Program Director, MA in International Affairs
Program Director, MA in International Affairs, Conflict Resolution, and Civil Society Development
In our complex world, where challenges to peace are multiplying, there is a crucial need for analytical thinkers able to address transnational issues in a creative and constructive fashion. Our programs offer a dynamic balance between rigorous intellectual preparation in the social sciences and hands-on professional training with international experts. Our graduates work at the community, national and international levels, contributing to the development of new ideas and strategies to provide peace and social justice to citizens across the globe.
The Master of Arts in International Affairs (MIN) prepares students for effective future roles in the complex global climate of the 21st century. We offer the option to follow either a one-year full-time or two-year part-time course of study.
Our dual-language, dual-degree Master of Arts in International Affairs, Conflict Resolution, and Civil Society Development, a joint program between AUP and the Sorbonne-Paris I, is a dynamic graduate program drawing on the rich resources of two prestigious educational institutions.
The Master of Arts in International Affairs allows you to take full advantage of Paris’ multicultural landscape and central role in international politics, economics, law, and cultural issues. The program balances intellectual and theoretical mastery with hands-on, project-based learning. Interested students may participate in a week-long humanitarian intervention simulation at the French War College.
The Master of Arts in International Affairs, Conflict Resolution and Civil Society Development is a two-year, bilingual program with the University of Paris I-Sorbonne. You will take classes at both institutions and earn a master’s degree in international affairs at AUP as well as a certificate from Paris I-Sorbonne. Students in this program learn in two languages, develop two distinct contact networks and master two ways of viewing the world.
Our courses will help you take full advantage of Paris’s many resources, while exposing you to traditional theoretical classes and hands-on intensive classes taught by specialists in fields like conflict management and policy design.
Articulated within the emergence of the European nation-state and born in the context of the First World War and its aftermath, the discursive field of International Relations is organized around the constitutive concepts of conflict, anarchy, power, system, rule, law, and justice, and the practices of civil society and political economy.

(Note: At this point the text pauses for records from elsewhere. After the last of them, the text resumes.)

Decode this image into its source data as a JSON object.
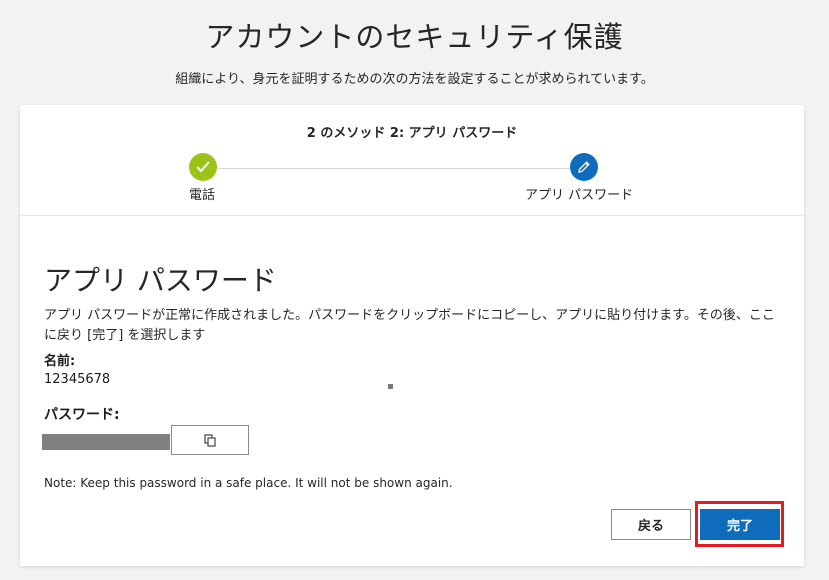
{
  "header": {
    "title": "アカウントのセキュリティ保護",
    "subtitle": "組織により、身元を証明するための次の方法を設定することが求められています。"
  },
  "steps": {
    "counter": "2 のメソッド 2: アプリ パスワード",
    "items": [
      {
        "label": "電話",
        "status": "complete",
        "icon": "check-icon",
        "color": "#9bc41a"
      },
      {
        "label": "アプリ パスワード",
        "status": "current",
        "icon": "pencil-icon",
        "color": "#0f6cbd"
      }
    ]
  },
  "main": {
    "title": "アプリ パスワード",
    "instructions": "アプリ パスワードが正常に作成されました。パスワードをクリップボードにコピーし、アプリに貼り付けます。その後、ここに戻り [完了] を選択します",
    "name_label": "名前:",
    "name_value": "12345678",
    "password_label": "パスワード:",
    "copy_icon": "copy-icon",
    "note": "Note: Keep this password in a safe place. It will not be shown again."
  },
  "buttons": {
    "back": "戻る",
    "done": "完了"
  },
  "colors": {
    "accent": "#0f6cbd",
    "success": "#9bc41a",
    "highlight": "#e31c23"
  }
}
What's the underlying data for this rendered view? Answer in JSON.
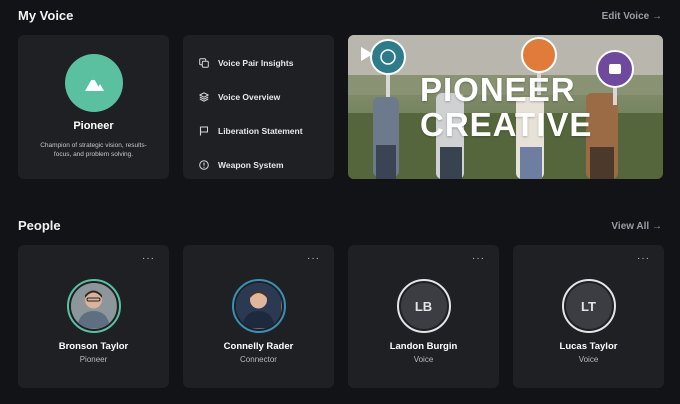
{
  "my_voice": {
    "title": "My Voice",
    "edit_link": "Edit Voice →"
  },
  "profile": {
    "name": "Pioneer",
    "description": "Champion of strategic vision, results-focus, and problem solving.",
    "badge_color": "#5bc0a0",
    "badge_icon": "mountain-icon"
  },
  "menu": {
    "items": [
      {
        "label": "Voice Pair Insights",
        "icon": "copy-icon"
      },
      {
        "label": "Voice Overview",
        "icon": "layers-icon"
      },
      {
        "label": "Liberation Statement",
        "icon": "flag-icon"
      },
      {
        "label": "Weapon System",
        "icon": "alert-circle-icon"
      }
    ]
  },
  "video": {
    "title_line1": "PIONEER",
    "title_line2": "CREATIVE",
    "play_icon": "play-icon"
  },
  "people": {
    "title": "People",
    "view_all": "View All →",
    "more_label": "···",
    "cards": [
      {
        "name": "Bronson Taylor",
        "role": "Pioneer",
        "ring_color": "#5bc0a0"
      },
      {
        "name": "Connelly Rader",
        "role": "Connector",
        "ring_color": "#3a8fb7"
      },
      {
        "name": "Landon Burgin",
        "role": "Voice",
        "initials": "LB",
        "ring_color": "#e4e4e6"
      },
      {
        "name": "Lucas Taylor",
        "role": "Voice",
        "initials": "LT",
        "ring_color": "#e4e4e6"
      }
    ]
  }
}
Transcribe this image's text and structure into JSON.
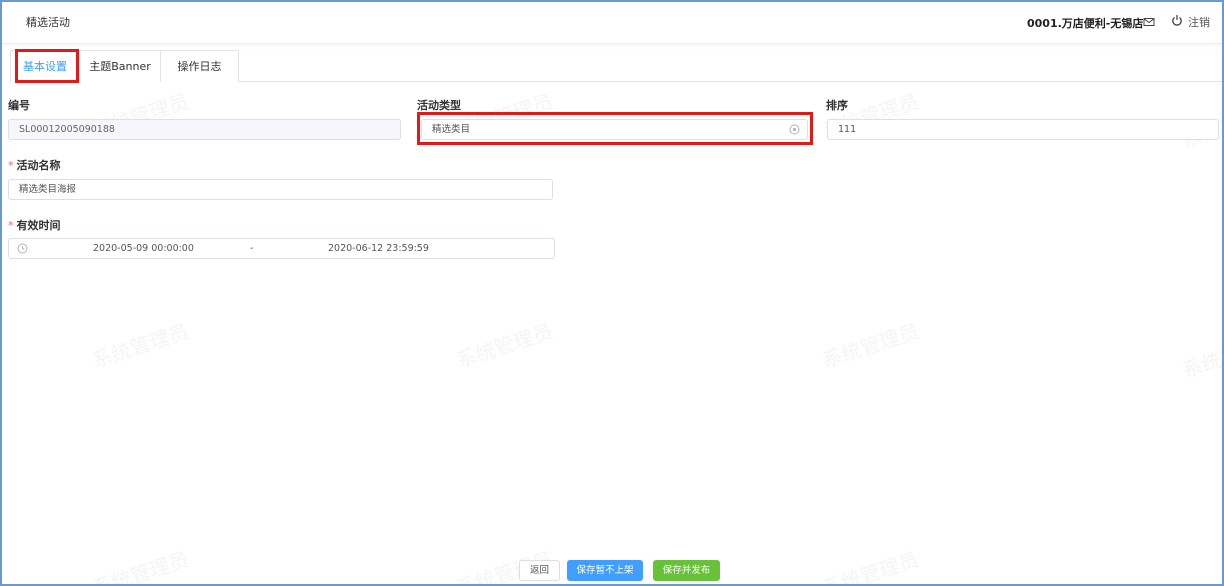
{
  "header": {
    "page_title": "精选活动",
    "store_name": "0001.万店便利-无锡店",
    "logout_label": "注销",
    "mail_icon": "mail-icon",
    "power_icon": "power-icon"
  },
  "tabs": [
    {
      "label": "基本设置",
      "active": true
    },
    {
      "label": "主题Banner",
      "active": false
    },
    {
      "label": "操作日志",
      "active": false
    }
  ],
  "form": {
    "code_label": "编号",
    "code_value": "SL00012005090188",
    "type_label": "活动类型",
    "type_value": "精选类目",
    "sort_label": "排序",
    "sort_value": "111",
    "name_required_mark": "*",
    "name_label": "活动名称",
    "name_value": "精选类目海报",
    "time_required_mark": "*",
    "time_label": "有效时间",
    "time_start": "2020-05-09 00:00:00",
    "time_separator": "-",
    "time_end": "2020-06-12 23:59:59"
  },
  "buttons": {
    "back_label": "返回",
    "save_label": "保存暂不上架",
    "publish_label": "保存并发布"
  },
  "watermark_text": "系统管理员",
  "colors": {
    "primary": "#409eff",
    "success": "#67c23a",
    "highlight": "#e01919",
    "frame": "#6a9ad6"
  }
}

These concepts and practices organize, in turn, both the major schools of International Relations theory and contemporary methodological pluralism. This course interrogates these founding concepts from a philosophical perspective within the historical and discursive context of each major school: 1) from classical liberalism to international liberalism; 2) from classical realism to modern realism; 3) the ‘English School’ of IR theory (Bull); 4) Marxist tenets within international relations (from Karl Marx to international political economy); 5) Modern and Contemporary Critical Liberalism (Polanyi and Held); 6) The philosophical grounds of contemporary Constructivism.
“Civil society” is one of the more elusive entries in the social science lexicon, and not a few have argued that we could do well without it. In a critical but appreciative spirit, this seminar introduces to the various meanings and uses that have been attributed to, or made of, civil society across time and national contexts. A constant in its various meanings is the reference to an elementary capacity of social self-organization beyond states and markets. This has made civil society an attractive alternative to diminished states and unfettered markets in the era of globalization, interestingly for the political left and right alike.
Course will examine both the theory and practice of decision making, diplomacy and conflict resolution. It will examine theories of procedural and instrumental rationality, prospect theory, multiple advocacy, along with an examination of actual policy formation involving bureaucratic politics, policy networks, and caucuses. The course will likewise examine diplomatic theories ranging from “ripe for resolution” to “ripe for prevention”. And finally, specific historical and contemporary cases studies involving conflict prevention, conflict management, conflict transformation and conflict resolution will be examined.
America's predominant position in the modern world system derives from a continuous process of expansion. Using a pluridisciplinary approach with a strong historical focus, this course critically explores the US’s ascending movement from the confines to the center of the world system and the ways in which America has shaped the global political economy. It will allow students to anchor controversial contemporary debates (imperialism and hegemony, cooperation and conflict, multilateralism and unilateralism, globalization, transnationality and the nation state, etc.) in historic and comparative perspective. Major IR and IPE theoretical frameworks (realism, liberalism, Marxism, transnational theories) will be discussed and their relevance assessed when applied to different issue areas.
The Ecole de Guerre Practicum, a week-long, military intervention simulation, will help you build the foundation you’ll need to assist in present-day international conflicts and strengthen your exploration of contemporary international affairs. As you play the role of an international NGO humanitarian aid worker, fully briefed and working alongside international military experts in a conflict zone, you will be providing relief to tens of thousands of civilians caught in the crossfire during the COALITION exercise. You will soon discover that this is just one example of AUP’s commitment to practical training, as it prepares you for any number of careers in leadership, negotiation, and policy making.